* [Assigned task]:
The lines you return should be those containing the string "Hope", taken from the data below.

··· Supplied records

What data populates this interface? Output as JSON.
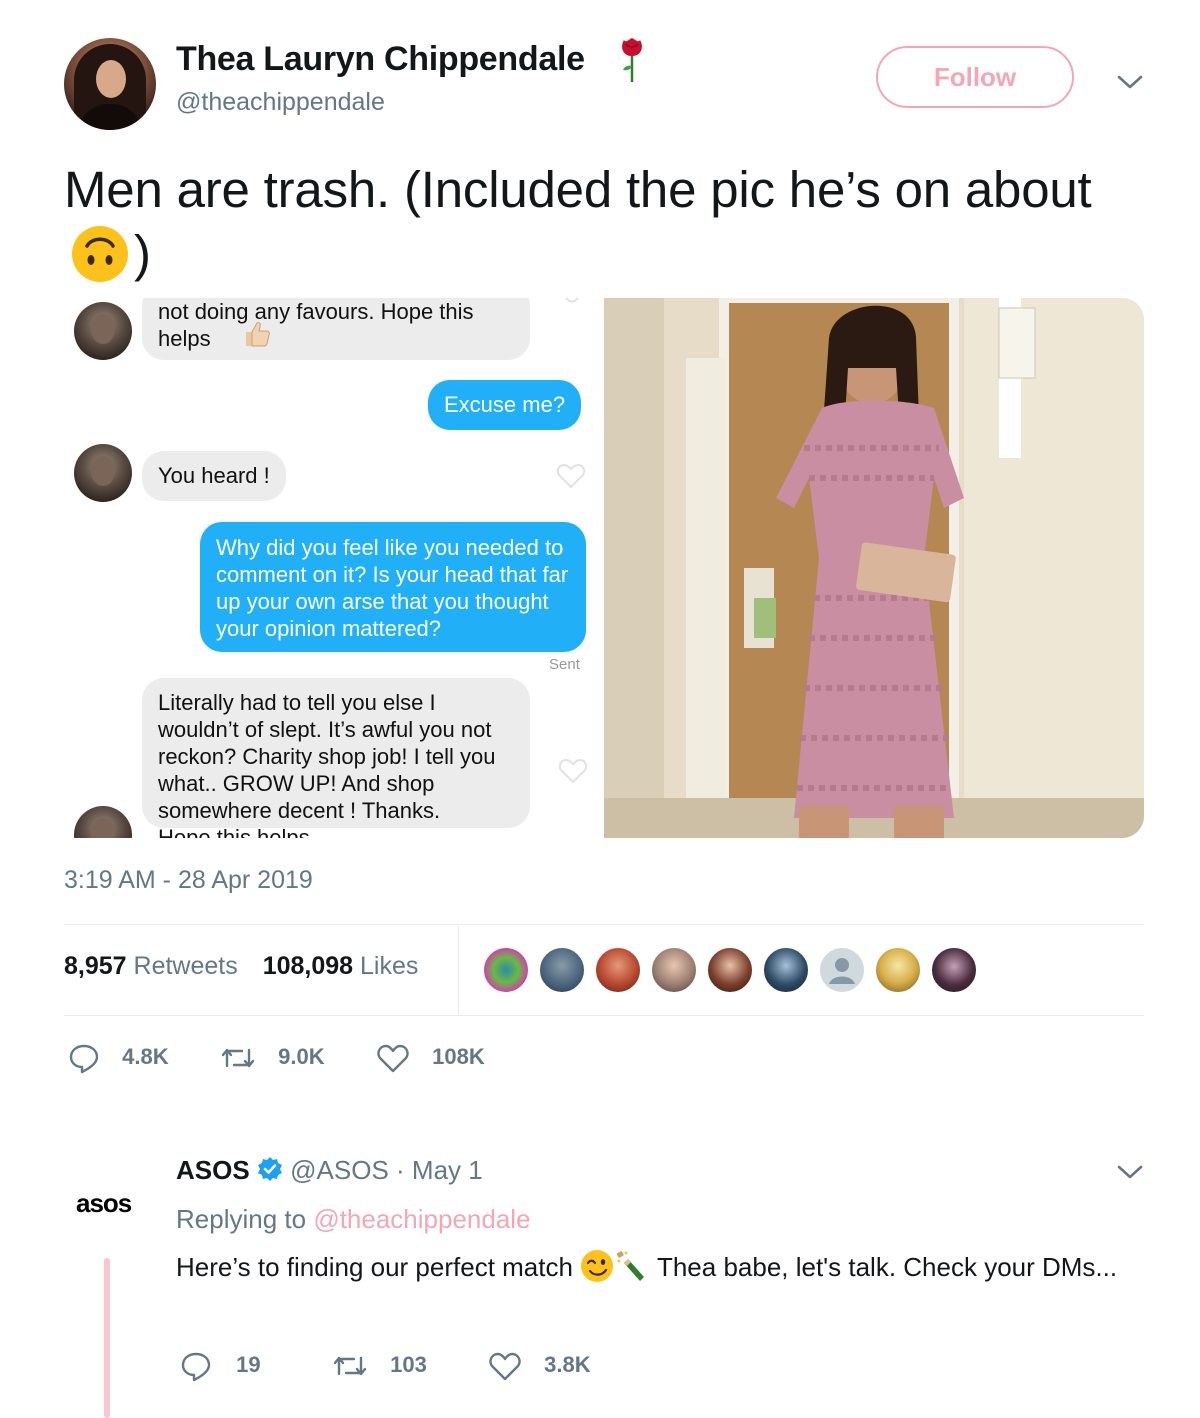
{
  "tweet": {
    "display_name": "Thea Lauryn Chippendale",
    "name_emoji": "rose-icon",
    "handle": "@theachippendale",
    "follow_label": "Follow",
    "text": "Men are trash. (Included the pic he’s on about",
    "text_emoji": "upside-down-face-icon",
    "text_close": ")",
    "timestamp": "3:19 AM - 28 Apr 2019",
    "retweets_count": "8,957",
    "retweets_label": "Retweets",
    "likes_count": "108,098",
    "likes_label": "Likes",
    "reply_count": "4.8K",
    "retweet_count_short": "9.0K",
    "like_count_short": "108K",
    "accent_color": "#f3a6b6"
  },
  "dm_screenshot": {
    "messages": [
      {
        "from": "them",
        "text": "not doing any favours. Hope this helps"
      },
      {
        "from": "me",
        "text": "Excuse me?"
      },
      {
        "from": "them",
        "text": "You heard !"
      },
      {
        "from": "me",
        "text": "Why did you feel like you needed to comment on it? Is your head that far up your own arse that you thought your opinion mattered?"
      },
      {
        "from": "me_status",
        "text": "Sent"
      },
      {
        "from": "them",
        "text": "Literally had to tell you else I wouldn’t of slept. It’s awful you not reckon? Charity shop job! I tell you what.. GROW UP! And shop somewhere decent ! Thanks."
      },
      {
        "from": "them_cut",
        "text": "Hope this helps"
      }
    ],
    "bubble_out_color": "#21b0f7",
    "bubble_in_color": "#ececec"
  },
  "reply": {
    "logo_text": "asos",
    "name": "ASOS",
    "handle_date": "@ASOS · May 1",
    "replying_prefix": "Replying to",
    "replying_handle": "@theachippendale",
    "text_part1": "Here’s to finding our perfect match",
    "text_part2": "Thea babe, let's talk. Check your DMs...",
    "reply_count": "19",
    "retweet_count": "103",
    "like_count": "3.8K"
  }
}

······

* [Result below]:
        "text": "not doing any favours. Hope this helps"
        "text": "Hope this helps"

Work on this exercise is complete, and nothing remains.